In the forefront of the movement, she says, are single people and homosexuals.
"Often the people who set out to create a family are past 30, unmarried and childless, coming to terms with living as single people in a coupled society. Not surprisingly, some were lesbians or gay men, who felt that their sexual preference not only precluded their living in a traditional family structure, but also weakened, and in some cases severed, their ties with parents and siblings."
Economics also plays a part, particularly for singles and the elderly. "Since many single people can no longer afford to live alone, there's a trend toward communal, familial living among many different ages and types of people."

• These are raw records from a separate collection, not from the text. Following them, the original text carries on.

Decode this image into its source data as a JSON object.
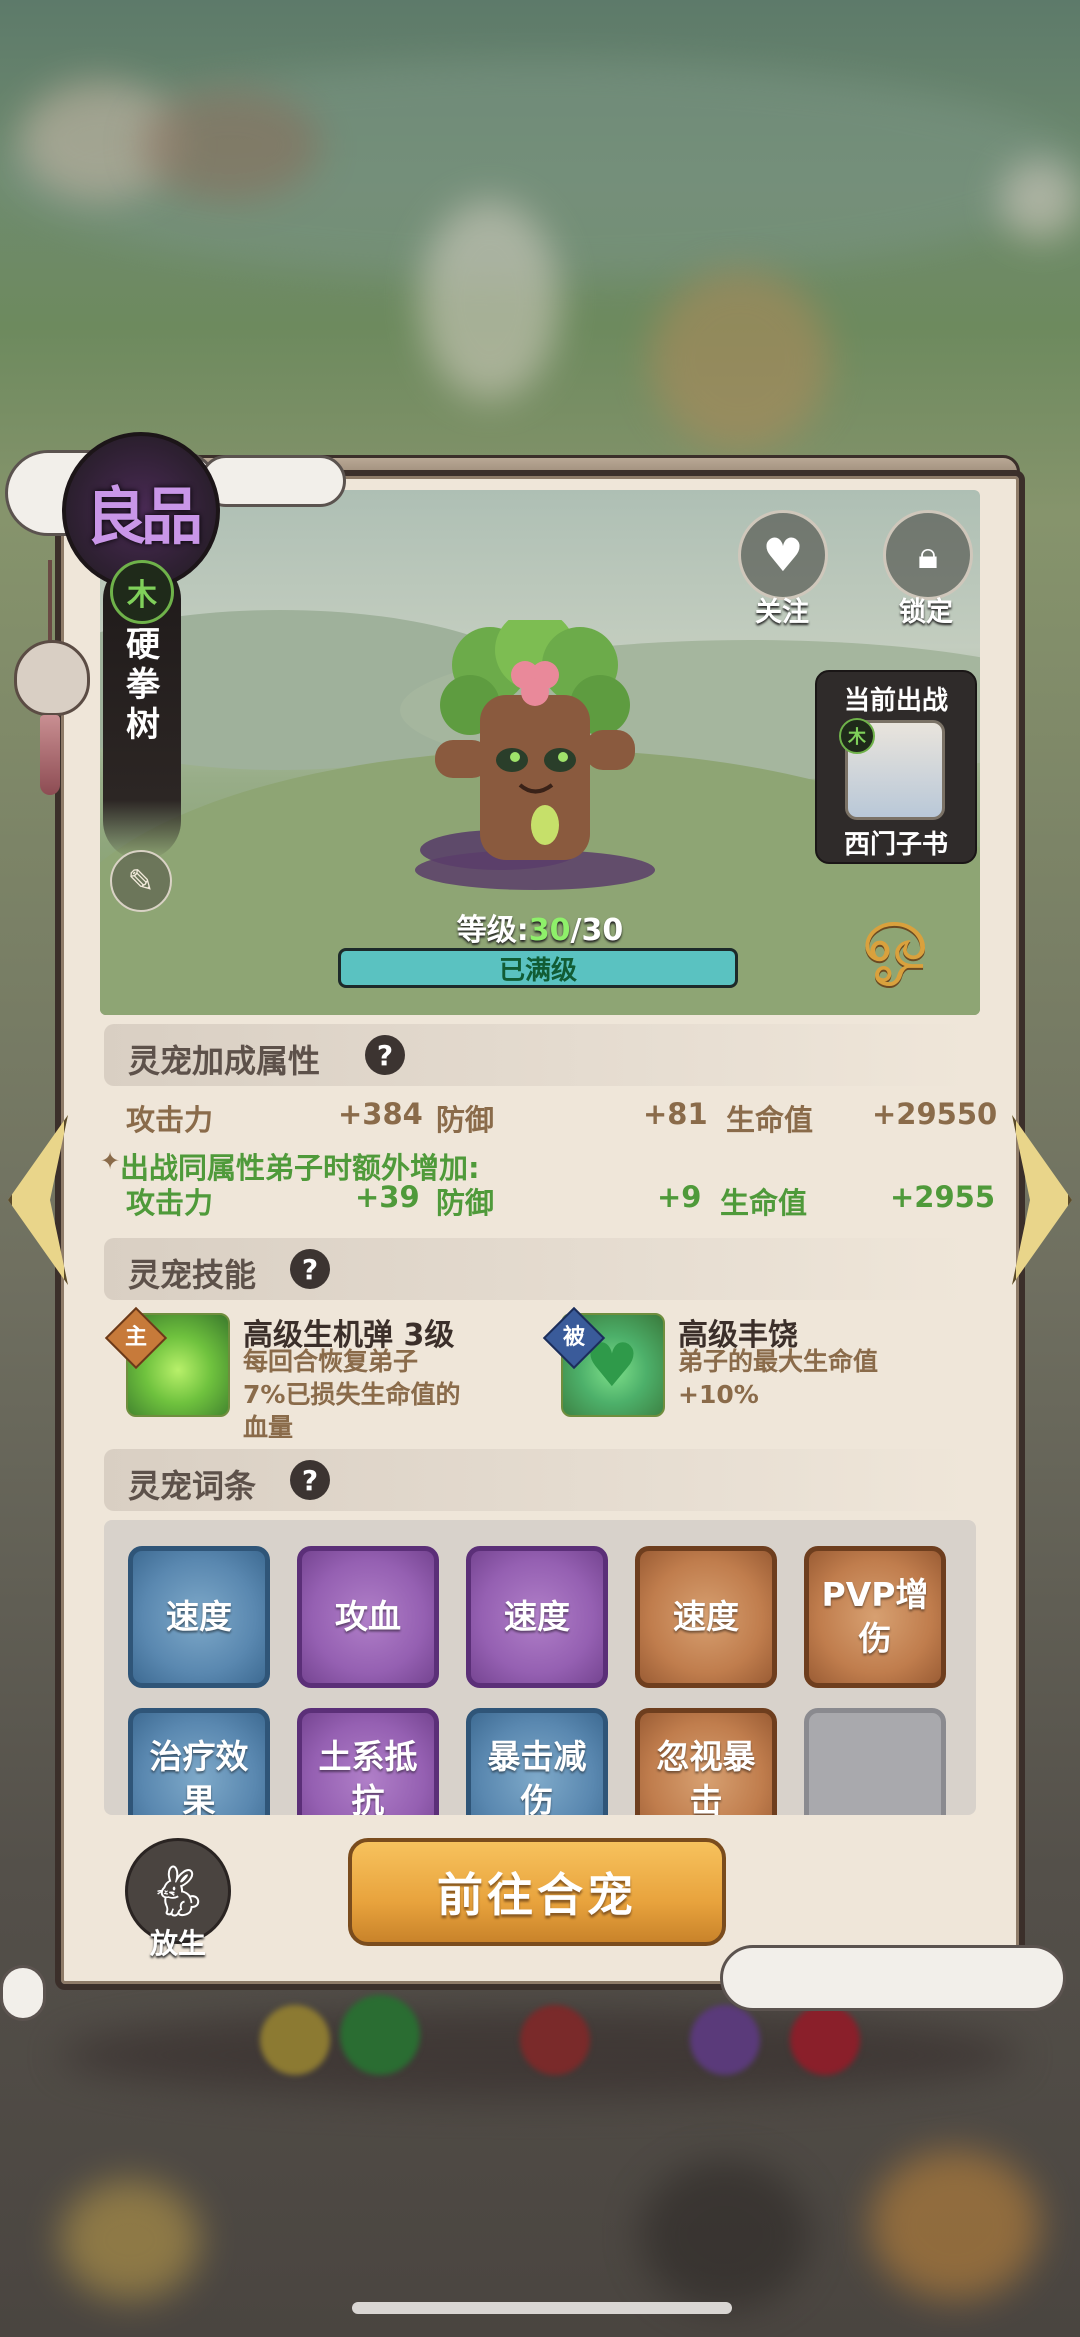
{
  "pet": {
    "quality": "良品",
    "element": "木",
    "name": "硬拳树",
    "level_label": "等级:",
    "level_current": "30",
    "level_sep": "/",
    "level_max": "30",
    "level_progress": 1.0,
    "status": "已满级"
  },
  "actions": {
    "follow_label": "关注",
    "lock_label": "锁定",
    "release_label": "放生",
    "go_merge_label": "前往合宠"
  },
  "deployed": {
    "title": "当前出战",
    "element": "木",
    "name": "西门子书"
  },
  "attributes": {
    "title": "灵宠加成属性",
    "help": "?",
    "base": [
      {
        "label": "攻击力",
        "value": "+384"
      },
      {
        "label": "防御",
        "value": "+81"
      },
      {
        "label": "生命值",
        "value": "+29550"
      }
    ],
    "bonus_title": "出战同属性弟子时额外增加:",
    "bonus": [
      {
        "label": "攻击力",
        "value": "+39"
      },
      {
        "label": "防御",
        "value": "+9"
      },
      {
        "label": "生命值",
        "value": "+2955"
      }
    ]
  },
  "skills": {
    "title": "灵宠技能",
    "help": "?",
    "items": [
      {
        "badge": "主",
        "name": "高级生机弹 3级",
        "desc_lines": [
          "每回合恢复弟子",
          "7%已损失生命值的",
          "血量"
        ]
      },
      {
        "badge": "被",
        "name": "高级丰饶",
        "desc_lines": [
          "弟子的最大生命值",
          "+10%"
        ]
      }
    ]
  },
  "traits": {
    "title": "灵宠词条",
    "help": "?",
    "items": [
      {
        "label": "速度",
        "color": "blue"
      },
      {
        "label": "攻血",
        "color": "purple"
      },
      {
        "label": "速度",
        "color": "purple"
      },
      {
        "label": "速度",
        "color": "orange"
      },
      {
        "label": "PVP增伤",
        "color": "orange"
      },
      {
        "label": "治疗效果",
        "color": "blue"
      },
      {
        "label": "土系抵抗",
        "color": "purple"
      },
      {
        "label": "暴击减伤",
        "color": "blue"
      },
      {
        "label": "忽视暴击",
        "color": "orange"
      },
      {
        "label": "",
        "color": "empty"
      }
    ]
  },
  "colors": {
    "accent_green": "#4f9a3a",
    "level_bar": "#5ac2c1",
    "merge_button": "#e8a33d"
  }
}
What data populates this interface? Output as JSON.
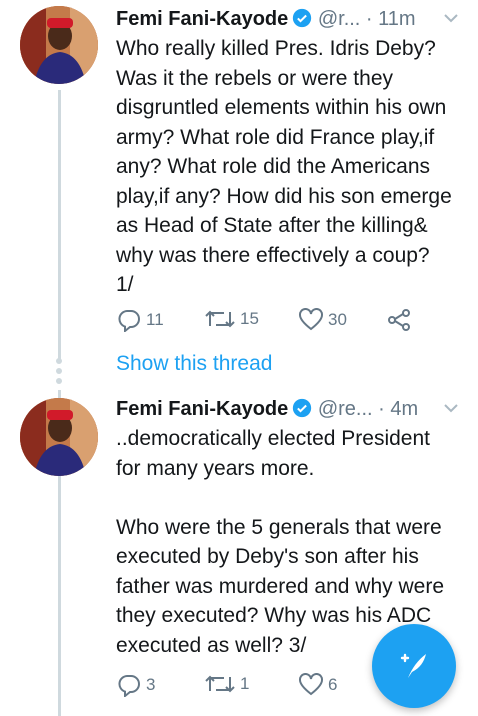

For people who grew up in large families, geography may be the reason.
"Your family may be on the West Coast, and you may live in the East," she says. "So you seek out older people, or children or folks your own age to recreate that extended family you miss." For those people who choose not to have children, "this is a way to become related to a child."
Friends who are family usually fit at least one of two criteria. "One is history," she says. "These are people with whom you've shared intense experiences in your lives."
The second she calls "crisis assumption. They are the people you'd call at 4 in the morning for an emergency, and you know they'd be there for you. These are people you feel bonded to. Even if you haven't seen them in 20 years, you get together and the connection is still there."
While a chosen family provides many of the same benefits of a biological family -- love, belonging, caring -- Lindsey claims it carries less pressure. "If you do something your parents disapprove of they may feel responsible and wonder what they did wrong. With friends your actions don't have that same impact.
"It's more a relationship among equals, possibly because you do have the option to leave. If you're my friend and you're getting too bossy, I may decide you're not my friend after all."
Familial friends also "share different parts of your history. Your biological family may always consider you the baby. But to your chosen family you may be a wise older friend."
No name has evolved for the nonbiological family, claims Lindsey, "because to some people it threatens the supremacy of the nuclear family . . . a kind of unconscious and unacknowledged resistance."
"We have metaphors -- 'She's like a second mother' or 'He's the brother I never had' -- but no single word to describe the relationship.
"Our culture says you have family or loneliness . . . It's a good way of blackmailing people into traditional families."
Written and unwritten laws reinforce this "blood-is-thicker-than-water myth," she says. "You may not be able to get off work if your friend has a heart attack, but you probably could if it was your uncle. Many towns and cities have zoning ordinances limiting the number of unrelated individuals who can share a household."
Despite these obstacles, "People will continue to create alternatives to the traditional family," Lindsey predicts.
"Personally I don't think it will destroy the structure of the heterosexual, monogamous couple raising their kids. But I do think the trend says you don't have to be married or related to people to love them at that deep, intimate level."